It’s therefore important for every company to find the right balance when it comes to these apps.
Another area that has stirred great interest has been billing. Again, firms with disparate workforces are best suited here.
For instance, partners at law firms routinely have to travel to meet clients. Not only does this make it more difficult to calculate their work hours, but it also means that they end up spending lots of “dead time” sitting on trains, planes or in a hotel room.
An app could benefit both these situations by enabling partners to track their time on the app while away from the office, and to use dead time effectively to get routine timesheet or expenses tasks done.
Finally, sales apps have become one of the most common app use cases. These apps can help companies generate extra revenue by making sales pitches more appealing to potential clients, or they can also increase productivity by making it easier for sales staff to set up and record information.
However, as Steven points out, there is still a long way to go before apps can completely replace existing business processes.
For instance, when it comes to content creation we are still using desktop computers or laptops because we haven’t found a way to, say, create a PowerPoint presentation using an app.
However, it might be that we just need to turn this on its head and think: what can you create on a mobile device that could replace documents such as PowerPoint presentations?
Perhaps it’s not a case of creating documents using mobile devices, but of using apps instead of documents, so that instead of making a presentation using PowerPoint you simply add all the information to different screens within an app.
Although we are probably still far from anything like this becoming the norm, it is interesting to think about how the form of documents may change as a result of the introduction of enterprise apps.
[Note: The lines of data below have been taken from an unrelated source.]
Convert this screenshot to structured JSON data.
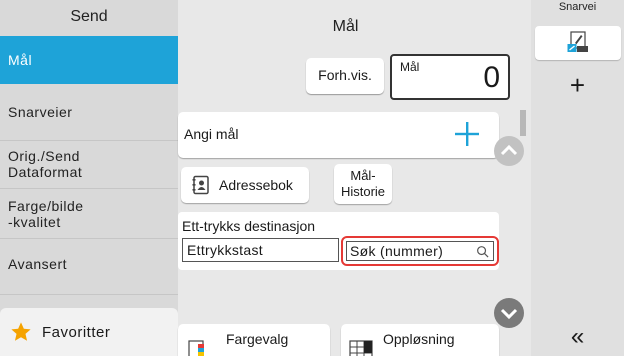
{
  "sidebar": {
    "header": "Send",
    "items": [
      {
        "label": "Mål"
      },
      {
        "label": "Snarveier"
      },
      {
        "label_line1": "Orig./Send",
        "label_line2": "Dataformat"
      },
      {
        "label_line1": "Farge/bilde",
        "label_line2": "-kvalitet"
      },
      {
        "label": "Avansert"
      }
    ],
    "favorites": "Favoritter"
  },
  "main": {
    "title": "Mål",
    "preview_button": "Forh.vis.",
    "dest_count_label": "Mål",
    "dest_count": "0",
    "add_destination": "Angi mål",
    "addressbook_button": "Adressebok",
    "history_line1": "Mål-",
    "history_line2": "Historie",
    "onetouch_label": "Ett-trykks destinasjon",
    "onetouch_key": "Ettrykkstast",
    "onetouch_search": "Søk (nummer)",
    "func_color": "Fargevalg",
    "func_resolution": "Oppløsning"
  },
  "right": {
    "header": "Snarvei",
    "plus": "+",
    "collapse": "«"
  },
  "colors": {
    "accent": "#1ea3d8",
    "highlight": "#e53935",
    "star": "#f5a300"
  }
}
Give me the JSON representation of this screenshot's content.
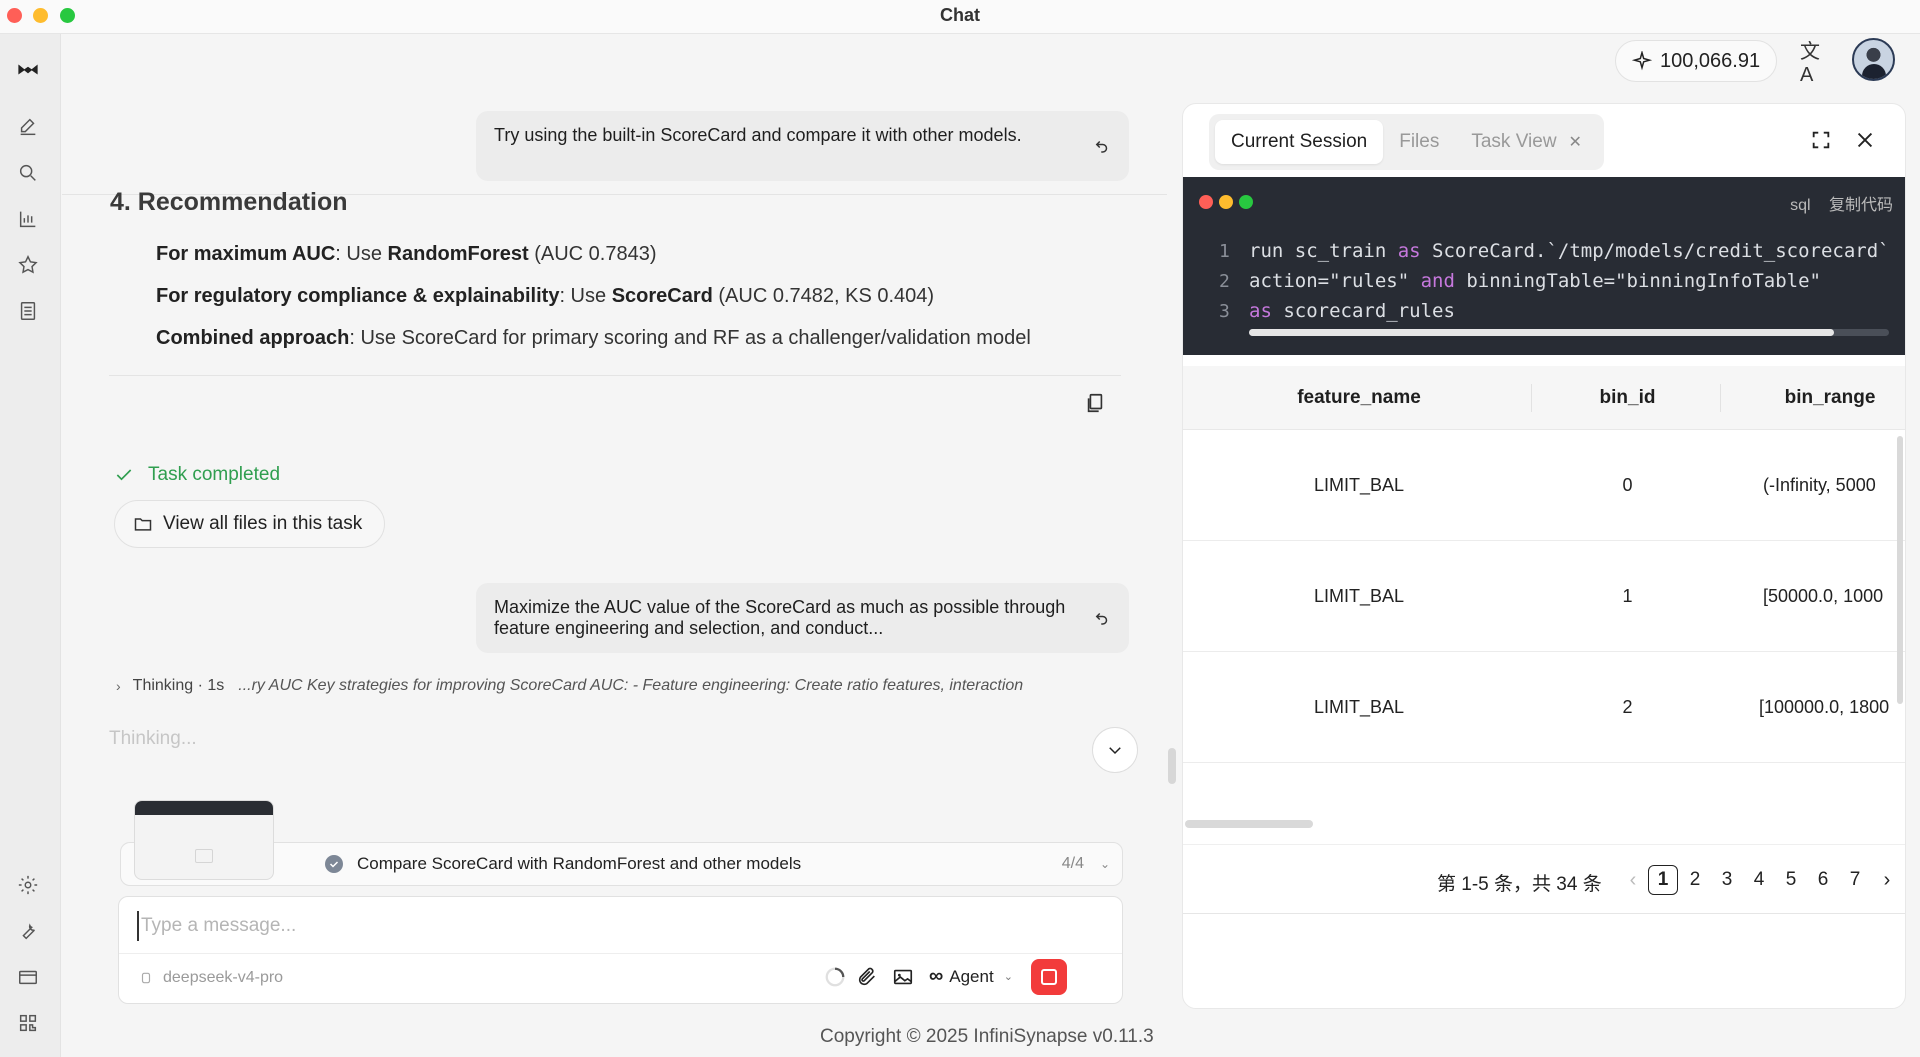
{
  "window": {
    "title": "Chat"
  },
  "header": {
    "credits": "100,066.91"
  },
  "chat": {
    "user_message_1": "Try using the built-in ScoreCard and compare it with other models.",
    "recommendation_title": "4. Recommendation",
    "rec_1_label": "For maximum AUC",
    "rec_1_text_a": ": Use ",
    "rec_1_model": "RandomForest",
    "rec_1_text_b": " (AUC 0.7843)",
    "rec_2_label": "For regulatory compliance & explainability",
    "rec_2_text_a": ": Use ",
    "rec_2_model": "ScoreCard",
    "rec_2_text_b": " (AUC 0.7482, KS 0.404)",
    "rec_3_label": "Combined approach",
    "rec_3_text": ": Use ScoreCard for primary scoring and RF as a challenger/validation model",
    "task_completed": "Task completed",
    "view_files": "View all files in this task",
    "user_message_2": "Maximize the AUC value of the ScoreCard as much as possible through feature engineering and selection, and conduct...",
    "thinking_label": "Thinking · 1s",
    "thinking_snippet": "...ry AUC Key strategies for improving ScoreCard AUC: - Feature engineering: Create ratio features, interaction",
    "thinking_ghost": "Thinking..."
  },
  "composer": {
    "task_label": "Compare ScoreCard with RandomForest and other models",
    "task_count": "4/4",
    "placeholder": "Type a message...",
    "model": "deepseek-v4-pro",
    "agent": "Agent"
  },
  "footer": {
    "copyright": "Copyright © 2025 InfiniSynapse v0.11.3"
  },
  "panel": {
    "tabs": [
      {
        "label": "Current Session",
        "active": true
      },
      {
        "label": "Files",
        "active": false
      },
      {
        "label": "Task View",
        "active": false
      }
    ],
    "code": {
      "language": "sql",
      "copy_label": "复制代码",
      "lines": [
        {
          "n": "1",
          "a": "run sc_train ",
          "k": "as",
          "b": " ScoreCard.`/tmp/models/credit_scorecard`"
        },
        {
          "n": "2",
          "a": "action=\"rules\" ",
          "k": "and",
          "b": " binningTable=\"binningInfoTable\""
        },
        {
          "n": "3",
          "a": "",
          "k": "as",
          "b": " scorecard_rules"
        }
      ]
    },
    "table": {
      "columns": [
        "feature_name",
        "bin_id",
        "bin_range"
      ],
      "rows": [
        [
          "LIMIT_BAL",
          "0",
          "(-Infinity, 5000"
        ],
        [
          "LIMIT_BAL",
          "1",
          "[50000.0, 1000"
        ],
        [
          "LIMIT_BAL",
          "2",
          "[100000.0, 1800"
        ]
      ]
    },
    "pagination": {
      "summary": "第 1-5 条，共 34 条",
      "pages": [
        "1",
        "2",
        "3",
        "4",
        "5",
        "6",
        "7"
      ],
      "current": "1"
    }
  },
  "colors": {
    "accent_green": "#2f9e4f",
    "stop_red": "#f23b3b",
    "code_bg": "#282c34",
    "keyword": "#c678dd"
  }
}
The challenges facing enterprise mobility
It’s evident that we are moving in the right direction towards enterprise mobility adoption. However, there are still challenges preventing many companies from taking any steps:
- Indecision. A lot of companies considering adopting enterprise mobility are unsure of what exactly they want, and as a consequence perceive the journey to be too complicated. As more resources become available, however, hopefully the enterprise mobility adoption process will become less daunting.
- Security. There are still many security issues, both real and perceived, that companies feel need to be addressed. Thankfully these are constantly being considered and we are increasingly seeing better and better security solutions.
- Unwillingness to change. At many companies, the workforce at senior level can be unwilling to adopt new technologies that they don’t truly understand. However, as current workforces mature and new people come into businesses, these are driving the mobile agenda automatically; this is simply how they work. Ultimately change is inevitable.
Embracing enterprise mobility is the inevitable future of businesses in all industries. Not only are a great variety of companies moving towards mobility, but we are also seeing great innovation in the sorts of use cases that are available and possible.
It will be interesting to see what the next decade brings to enterprise mobility – if it’s anything like the decade that preceded it, we are in for some big changes.